Salt Lake City Council members Erin Mendenhall and Kyle LaMalfa
  • Salt Lake City Council members Erin Mendenhall and Kyle LaMalfa
A pair of Salt Lake City Council members who took a four-day city-sponsored trip to Minneapolis in September are having an affair, multiple sources have told City Weekly.

The duo, Erin Mendenhall and Kyle LaMalfa, did not return phone calls seeking comment. City Weekly also tried to reach Lamalfa via email for comment. 

When asked by City Weekly via e-mail for comment, LaMalfa forwarded that email on to Art Raymond, a spokesman for Salt Lake City Mayor Ralph Becker. Raymond told City Weekly he has no knowledge of an affair between the council members.

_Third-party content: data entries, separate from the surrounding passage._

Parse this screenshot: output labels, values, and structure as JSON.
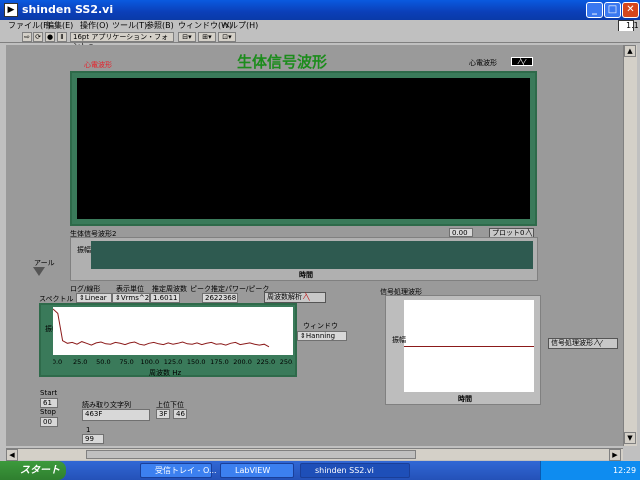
{
  "window": {
    "title": "shinden SS2.vi"
  },
  "menu": [
    "ファイル(F)",
    "編集(E)",
    "操作(O)",
    "ツール(T)",
    "参照(B)",
    "ウィンドウ(W)",
    "ヘルプ(H)"
  ],
  "toolbar": {
    "font_select": "16pt アプリケーション・フォント",
    "run_mode": "1.1"
  },
  "panel": {
    "main_title": "生体信号波形",
    "ecg_chart_label": "心電波形",
    "ecg_legend": "心電波形",
    "waveform2_label": "生体信号波形2",
    "waveform2_value": "0.00",
    "plot_legend": "プロット0",
    "waveform2_ylabel": "振幅",
    "waveform2_xlabel": "時間",
    "alarm_label": "アール",
    "log_linear_label": "ログ/線形",
    "display_unit_label": "表示単位",
    "est_freq_label": "推定周波数",
    "peak_label": "ピーク推定パワー/ピーク",
    "spectrum_label": "スペクトル",
    "log_linear_value": "Linear",
    "unit_value": "Vrms^2",
    "freq_value": "1.6011",
    "peak_value": "2622368",
    "fft_legend": "周波数解析",
    "fft_ylabel": "振幅",
    "fft_xlabel": "周波数 Hz",
    "window_label": "ウィンドウ",
    "window_value": "Hanning",
    "sig_proc_label": "信号処理波形",
    "sig_proc_ylabel": "振幅",
    "sig_proc_xlabel": "時間",
    "sig_proc_legend": "信号処理波形",
    "start_label": "Start",
    "start_value": "61",
    "stop_label": "Stop",
    "stop_value": "00",
    "read_label": "読み取り文字列",
    "read_value": "463F",
    "upper_lower_label": "上位下位",
    "upper_value": "3F",
    "lower_value": "46",
    "idx_label": "1",
    "idx_value": "99"
  },
  "chart_data": {
    "type": "line",
    "xlabel": "周波数 Hz",
    "ylabel": "振幅",
    "xlim": [
      0,
      250
    ],
    "x_ticks": [
      "0.0",
      "25.0",
      "50.0",
      "75.0",
      "100.0",
      "125.0",
      "150.0",
      "175.0",
      "200.0",
      "225.0",
      "250.0"
    ],
    "y_ticks": [],
    "series": [
      {
        "color": "#8b1a1a",
        "x": [
          0,
          5,
          10,
          15,
          20,
          25,
          30,
          35,
          40,
          45,
          50,
          55,
          60,
          65,
          70,
          75,
          80,
          85,
          90,
          95,
          100,
          105,
          110,
          115,
          120,
          125,
          130,
          135,
          140,
          145,
          150,
          155,
          160,
          165,
          170,
          175,
          180,
          185,
          190,
          195,
          200,
          205,
          210,
          215,
          220,
          225
        ],
        "y": [
          1.0,
          0.9,
          0.28,
          0.22,
          0.24,
          0.2,
          0.26,
          0.22,
          0.18,
          0.23,
          0.25,
          0.21,
          0.2,
          0.24,
          0.22,
          0.19,
          0.23,
          0.25,
          0.2,
          0.18,
          0.22,
          0.24,
          0.21,
          0.19,
          0.23,
          0.2,
          0.22,
          0.25,
          0.21,
          0.2,
          0.23,
          0.19,
          0.22,
          0.24,
          0.2,
          0.21,
          0.18,
          0.22,
          0.24,
          0.19,
          0.21,
          0.23,
          0.2,
          0.18,
          0.2,
          0.14
        ]
      }
    ]
  },
  "taskbar": {
    "start": "スタート",
    "tasks": [
      "受信トレイ - O...",
      "LabVIEW",
      "shinden SS2.vi"
    ],
    "clock": "12:29"
  }
}
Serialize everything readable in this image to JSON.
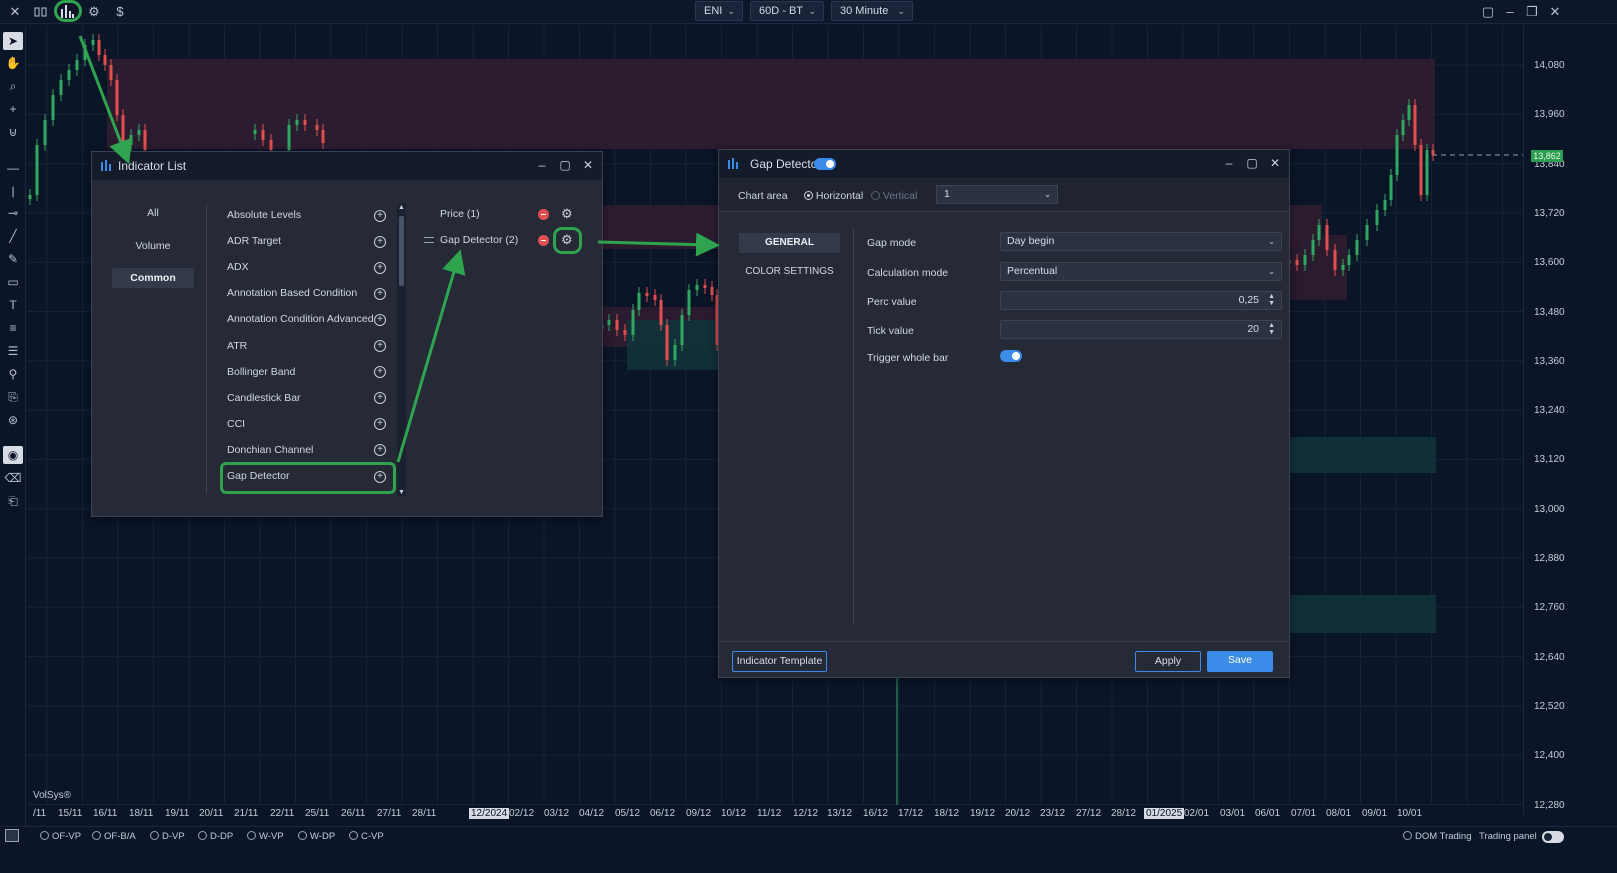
{
  "toolbar": {
    "icons": [
      "close-icon",
      "candles-icon",
      "indicators-icon",
      "settings-icon",
      "dollar-icon"
    ],
    "symbol": "ENI",
    "timeframe": "60D - BT",
    "interval": "30 Minute",
    "window_icons": [
      "layout-icon",
      "minimize-icon",
      "restore-icon",
      "close-icon"
    ]
  },
  "left_tools": [
    "pointer-icon",
    "pan-icon",
    "zoom-icon",
    "crosshair-icon",
    "magnet-icon",
    "hline-icon",
    "vline-icon",
    "ray-icon",
    "trendline-icon",
    "pencil-icon",
    "rectangle-icon",
    "text-icon",
    "list-icon",
    "fib-icon",
    "measure-icon",
    "note-icon",
    "alert-icon",
    "eye-icon",
    "eraser-icon",
    "clone-icon"
  ],
  "price_axis": [
    "14,080",
    "13,960",
    "13,840",
    "13,720",
    "13,600",
    "13,480",
    "13,360",
    "13,240",
    "13,120",
    "13,000",
    "12,880",
    "12,760",
    "12,640",
    "12,520",
    "12,400",
    "12,280"
  ],
  "current_price": "13,862",
  "time_axis": [
    "/11",
    "15/11",
    "16/11",
    "18/11",
    "19/11",
    "20/11",
    "21/11",
    "22/11",
    "25/11",
    "26/11",
    "27/11",
    "28/11",
    "12/2024",
    "02/12",
    "03/12",
    "04/12",
    "05/12",
    "06/12",
    "09/12",
    "10/12",
    "11/12",
    "12/12",
    "13/12",
    "16/12",
    "17/12",
    "18/12",
    "19/12",
    "20/12",
    "23/12",
    "27/12",
    "28/12",
    "01/2025",
    "02/01",
    "03/01",
    "06/01",
    "07/01",
    "08/01",
    "09/01",
    "10/01"
  ],
  "highlighted_dates": [
    "12/2024",
    "01/2025"
  ],
  "watermark": "VolSys®",
  "bottom_bar": {
    "profiles": [
      "OF-VP",
      "OF-B/A",
      "D-VP",
      "D-DP",
      "W-VP",
      "W-DP",
      "C-VP"
    ],
    "dom_trading": "DOM Trading",
    "trading_panel": "Trading panel"
  },
  "indicator_list": {
    "title": "Indicator List",
    "categories": [
      "All",
      "Volume",
      "Common"
    ],
    "active_category": "Common",
    "items": [
      "Absolute Levels",
      "ADR Target",
      "ADX",
      "Annotation Based Condition",
      "Annotation Condition Advanced",
      "ATR",
      "Bollinger Band",
      "Candlestick Bar",
      "CCI",
      "Donchian Channel",
      "Gap Detector"
    ],
    "active_indicators": [
      "Price (1)",
      "Gap Detector (2)"
    ]
  },
  "gap_detector": {
    "title": "Gap Detector",
    "enabled": true,
    "chart_area_label": "Chart area",
    "orientation_options": [
      "Horizontal",
      "Vertical"
    ],
    "orientation_selected": "Horizontal",
    "panel_value": "1",
    "tabs": [
      "GENERAL",
      "COLOR SETTINGS"
    ],
    "active_tab": "GENERAL",
    "fields": {
      "gap_mode_label": "Gap mode",
      "gap_mode_value": "Day begin",
      "calc_mode_label": "Calculation mode",
      "calc_mode_value": "Percentual",
      "perc_label": "Perc value",
      "perc_value": "0,25",
      "tick_label": "Tick value",
      "tick_value": "20",
      "trigger_label": "Trigger whole bar",
      "trigger_value": true
    },
    "buttons": {
      "template": "Indicator Template",
      "apply": "Apply",
      "save": "Save"
    }
  },
  "colors": {
    "background": "#0b1528",
    "up_candle": "#2fa860",
    "down_candle": "#e2504e",
    "gap_zone_red": "#3a2236",
    "gap_zone_green": "#143036",
    "accent_blue": "#3b8be8",
    "highlight_green": "#2fa34d"
  }
}
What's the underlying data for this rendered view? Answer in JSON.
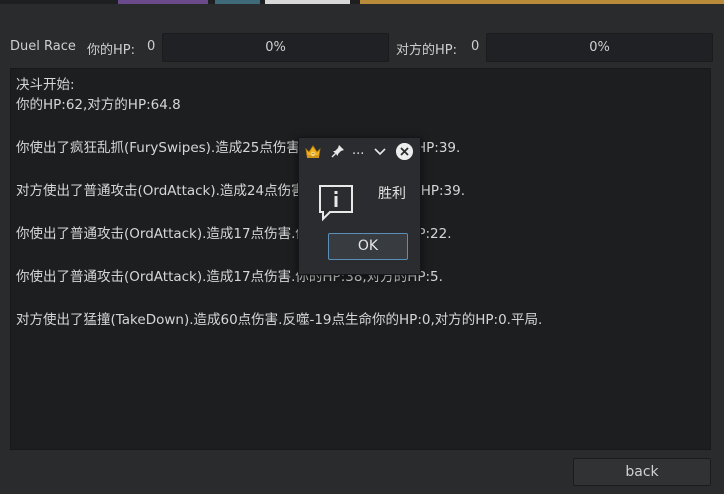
{
  "header": {
    "title": "Duel Race",
    "my_hp_label": "你的HP:",
    "my_hp_value": "0",
    "my_hp_bar_text": "0%",
    "my_hp_fraction": 0,
    "enemy_hp_label": "对方的HP:",
    "enemy_hp_value": "0",
    "enemy_hp_bar_text": "0%",
    "enemy_hp_fraction": 0
  },
  "log": {
    "lines": [
      "决斗开始:",
      "你的HP:62,对方的HP:64.8",
      "你使出了疯狂乱抓(FurySwipes).造成25点伤害.你的HP:62,对方的HP:39.",
      "对方使出了普通攻击(OrdAttack).造成24点伤害.你的HP:38,对方的HP:39.",
      "你使出了普通攻击(OrdAttack).造成17点伤害.你的HP:38,对方的HP:22.",
      "你使出了普通攻击(OrdAttack).造成17点伤害.你的HP:38,对方的HP:5.",
      "对方使出了猛撞(TakeDown).造成60点伤害.反噬-19点生命你的HP:0,对方的HP:0.平局."
    ]
  },
  "footer": {
    "back_label": "back"
  },
  "dialog": {
    "title": "...",
    "message": "胜利",
    "ok_label": "OK",
    "app_icon": "crown-icon",
    "pin_icon": "pin-icon",
    "menu_icon": "chevron-down-icon",
    "close_icon": "close-icon",
    "info_icon": "info-icon"
  },
  "colors": {
    "background": "#2a2b2d",
    "panel": "#1d1e20",
    "text": "#d6d6d6",
    "accent_border": "#5a90b8"
  }
}
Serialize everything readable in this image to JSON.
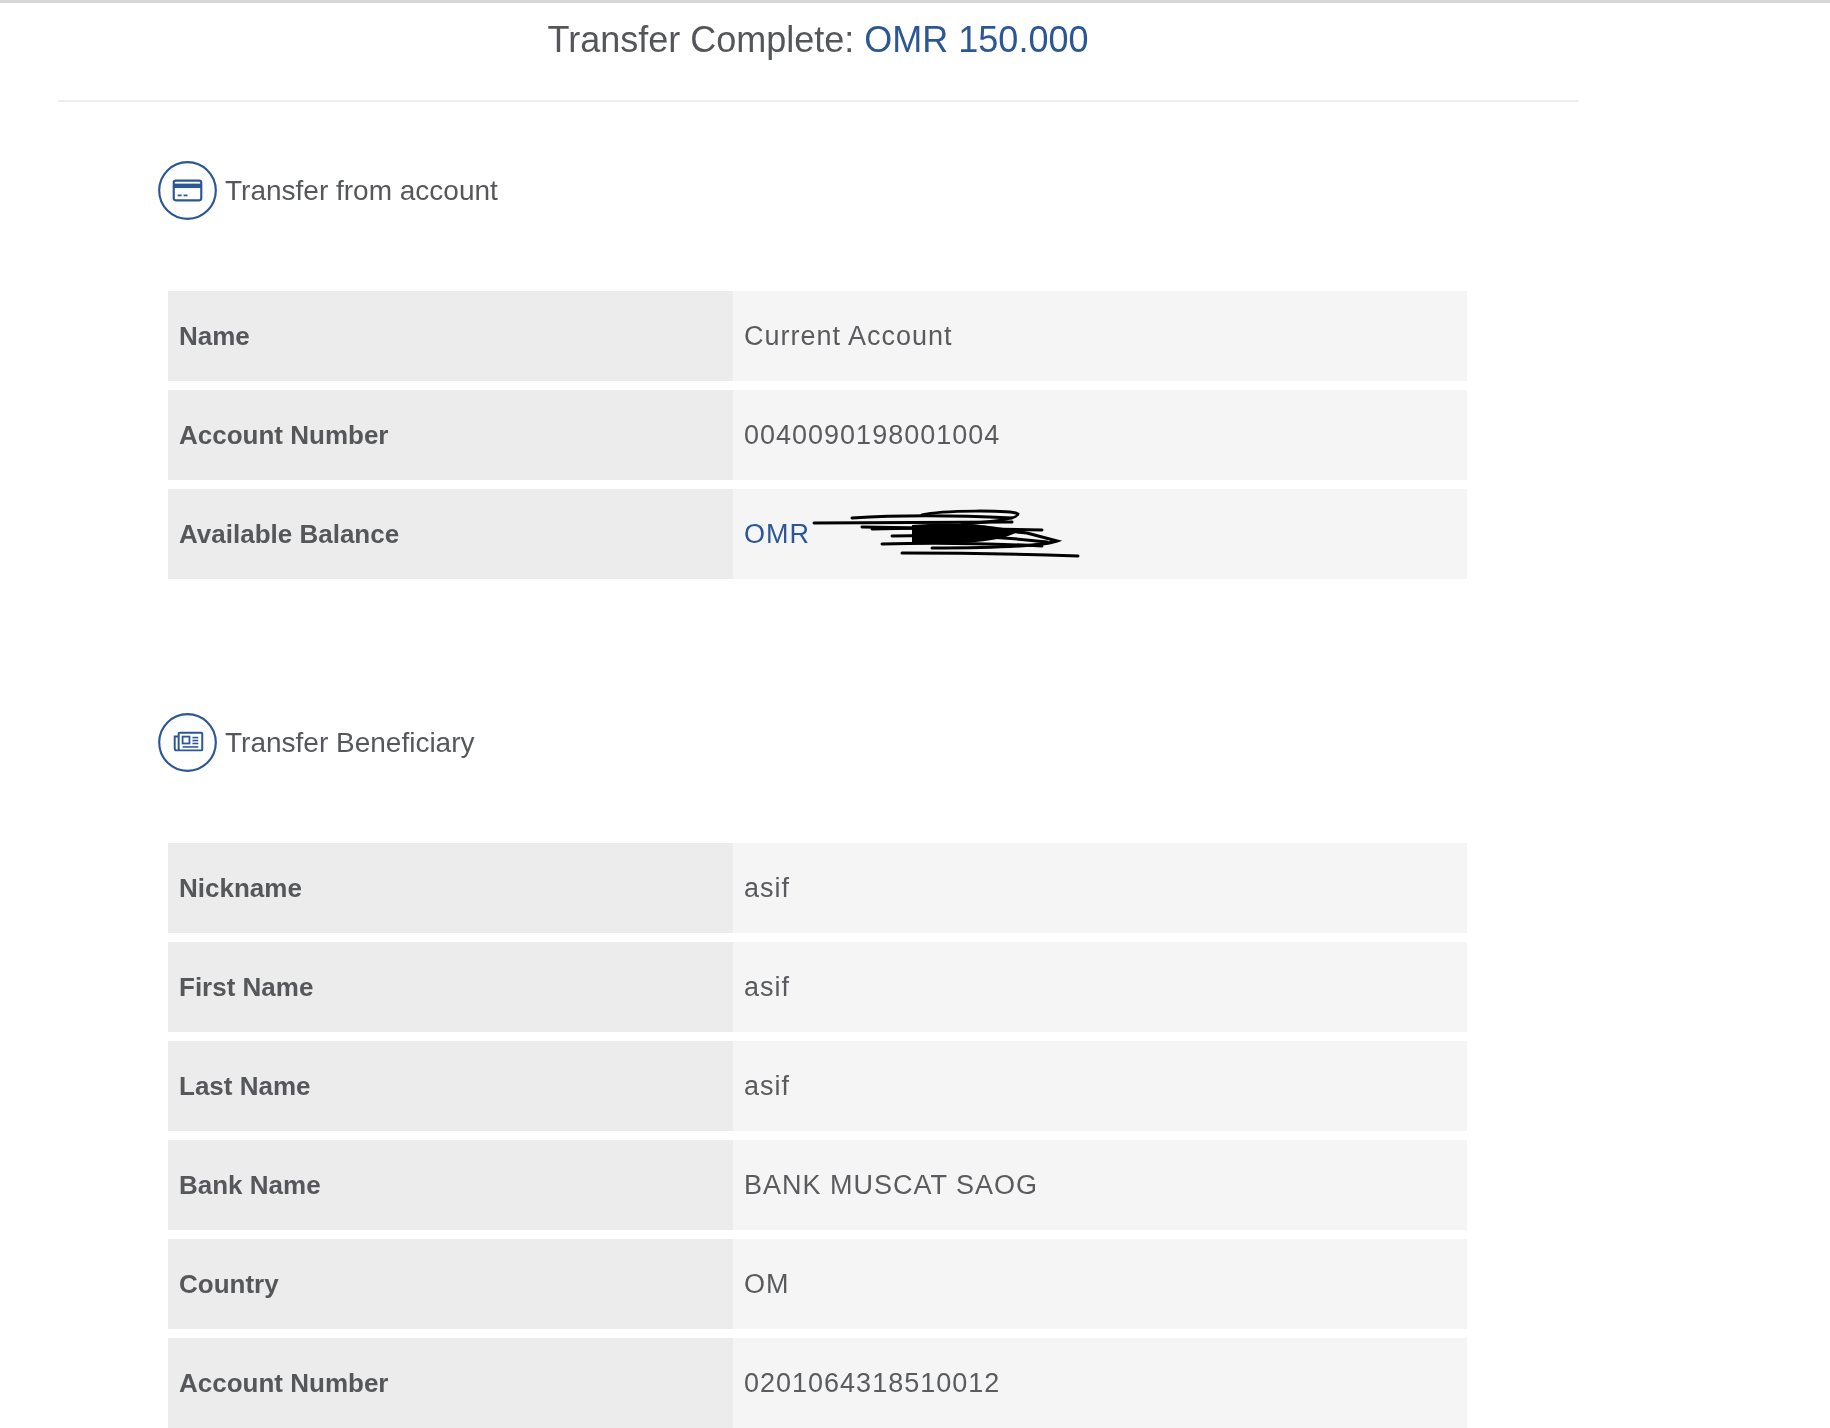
{
  "header": {
    "title": "Transfer Complete:",
    "amount": "OMR 150.000"
  },
  "sections": [
    {
      "kind": "account",
      "title": "Transfer from account",
      "rows": [
        {
          "label": "Name",
          "value": "Current Account",
          "kind": "text",
          "redacted": false
        },
        {
          "label": "Account Number",
          "value": "0040090198001004",
          "kind": "text",
          "redacted": false
        },
        {
          "label": "Available Balance",
          "value": "OMR",
          "kind": "amount",
          "redacted": true
        }
      ]
    },
    {
      "kind": "beneficiary",
      "title": "Transfer Beneficiary",
      "rows": [
        {
          "label": "Nickname",
          "value": "asif",
          "kind": "text"
        },
        {
          "label": "First Name",
          "value": "asif",
          "kind": "text"
        },
        {
          "label": "Last Name",
          "value": "asif",
          "kind": "text"
        },
        {
          "label": "Bank Name",
          "value": "BANK MUSCAT SAOG",
          "kind": "text"
        },
        {
          "label": "Country",
          "value": "OM",
          "kind": "text"
        },
        {
          "label": "Account Number",
          "value": "0201064318510012",
          "kind": "text"
        }
      ]
    }
  ]
}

The relationship between the two was confirmed by multiple sources, all of whom asked to remain anonymous due to the sensitivity of the situation. 

Neither the length of the affair, nor its magnitude, is known. But a romantic relationship between two city council members raises questions about the ability of the pair to make sound decisions as they ponder the public’s business while sitting at the dais.

LaMalfa represents the city’s 2nd district and is a stalwart advocate for the city’s west side. He has been involved with spearheading business redevelopment efforts there and creating community events, like a farmers market.

Mendenhall, who is married, represents the city’s 5th district and is in her first year on the council. She has championed efforts to clean the Wasatch Front’s toxic air.

Tim Chambless, a professor of political science at the University of Utah’s Hinckley Institute of Politics, says that so long as relations between the two council members don’t occur on city time or on city property, it should be treated as a private matter.

But Chambless noted that because elected officials are handling the public’s business on the public’s dime, there is an expectation that they make good decisions.

“In our ongoing experiment in democracy, when we elect someone, we elect someone who will hopefully exercise good judgment on our behalf, in our absence, at our expense,” Chambless says. “We’re the taxpaying public.”

Mendenhall and LaMalfa took a four-day trip to Minneapolis, Minn., in September to take part in a public transit conference called Rail Volution.

Airfare was $473 each, while a pair of hotel rooms cost $225 per night, for four nights. The total cost per council member for the trip was $1,660.

Raymond said the city does not have any statute that deals with conflicts arising from interoffice relationships.